Recommendation 125

Compliance with enhanced standards

Accepted
In addition to their duties with regard to the fundamental standards, commissioners should be enabled to promote improvement by requiring compliance with enhanced standards or development towards higher standards. They can incentivise higher standards either financially or by other means designed to enhance the reputation and standing of clinicians and the organisations for which they work.

The NHS Standard Contract allows for agreement on a range of quality standards or development towards higher standards. Incentives should thus contribute to improved outcomes through improvement in the quality of health services for patients, their families and carers, and through reducing health inequalities.  NHS England will be setting and incentivising enhanced standards through a ‘pick-list’ of evidence based indicators for improvement, against which it and clinical commissioning groups can set improvement trajectories and a number of non-mandated best practice service specifications to use with providers. NHS England will continue to make significant funding available (up to 2% of provider contract value) for commissioners to use in setting local improvement goals.
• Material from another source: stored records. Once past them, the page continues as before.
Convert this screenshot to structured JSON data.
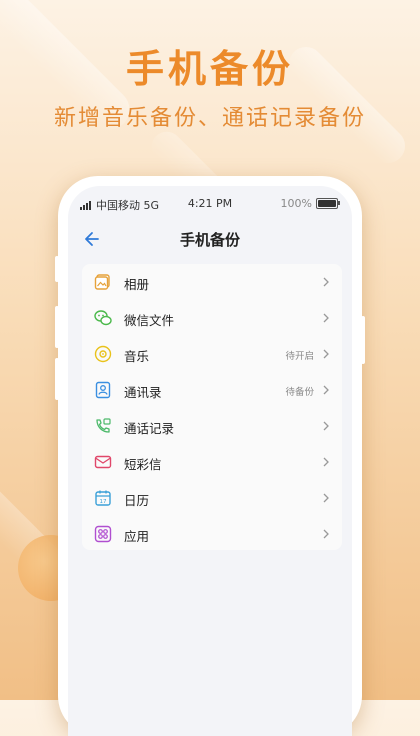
{
  "promo": {
    "title": "手机备份",
    "subtitle": "新增音乐备份、通话记录备份"
  },
  "status_bar": {
    "carrier": "中国移动 5G",
    "time": "4:21 PM",
    "battery_percent": "100%"
  },
  "header": {
    "title": "手机备份"
  },
  "colors": {
    "accent_orange": "#ec8a2a",
    "back_arrow_blue": "#2f7ad8"
  },
  "backup_items": [
    {
      "label": "相册",
      "status": "",
      "icon": "album-icon"
    },
    {
      "label": "微信文件",
      "status": "",
      "icon": "wechat-icon"
    },
    {
      "label": "音乐",
      "status": "待开启",
      "icon": "music-icon"
    },
    {
      "label": "通讯录",
      "status": "待备份",
      "icon": "contacts-icon"
    },
    {
      "label": "通话记录",
      "status": "",
      "icon": "call-log-icon"
    },
    {
      "label": "短彩信",
      "status": "",
      "icon": "sms-icon"
    },
    {
      "label": "日历",
      "status": "",
      "icon": "calendar-icon"
    },
    {
      "label": "应用",
      "status": "",
      "icon": "apps-icon"
    }
  ]
}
Update

NHS England has set and incentivised enhanced standards for 2014/15 through a ‘pick-list’ of evidence based indicators for improvement. The Commissioning for Quality and Innovation scheme for 2014/15 provides a national framework through which organisations providing healthcare services under the NHS Standard Contract can earn incentive payments of up to 2.5% of their contract value by achieving agreed national and local goals for service quality improvement. NHS England will continue to keep the provisions in the NHS Standard Contract under review.

The quality premium rewards Clinical Commissioning Groups for improvements in the quality of the services that they commission and for associated improvements in health outcomes and reducing inequalities.

The quality premium paid to Clinical Commissioning Groups in 2015/16 – to reflect the quality of the health services commissioned by them in 2014/15 – will be based on six measures that cover a combination of national and local priorities. These are:

reducing potential years of lives lost through causes considered amenable to healthcare and addressing locally agreed priorities for reducing premature mortality (15 % of quality premium);

  • improving access to psychological therapies (15 % of quality premium);
  • reducing avoidable emergency admissions (25 % of quality premium);
  • addressing issues identified in the 2013/14 Friends and Family Test, supporting roll out of Friends and Family Test in 2014/15 and showing improvement in a locally selected patient experience indicator (15 % of quality premium);
  • improving the reporting of medication-related safety incidents based on a locally selected measure (15 % of quality premium);
  • a further local measure that should be based on local priorities such as those identified in joint health and wellbeing strategies (15 % of quality premium).

The quality premium will be further developed to confirm the combination of national and local priorities that will determine the amount to be paid to Clinical Commissioning Groups in 2016/17 to reflect the quality of health services commissioned in 2015/16. Details will be published alongside the NHS Standard Contract for 2015/16, and details of other incentives to improve quality.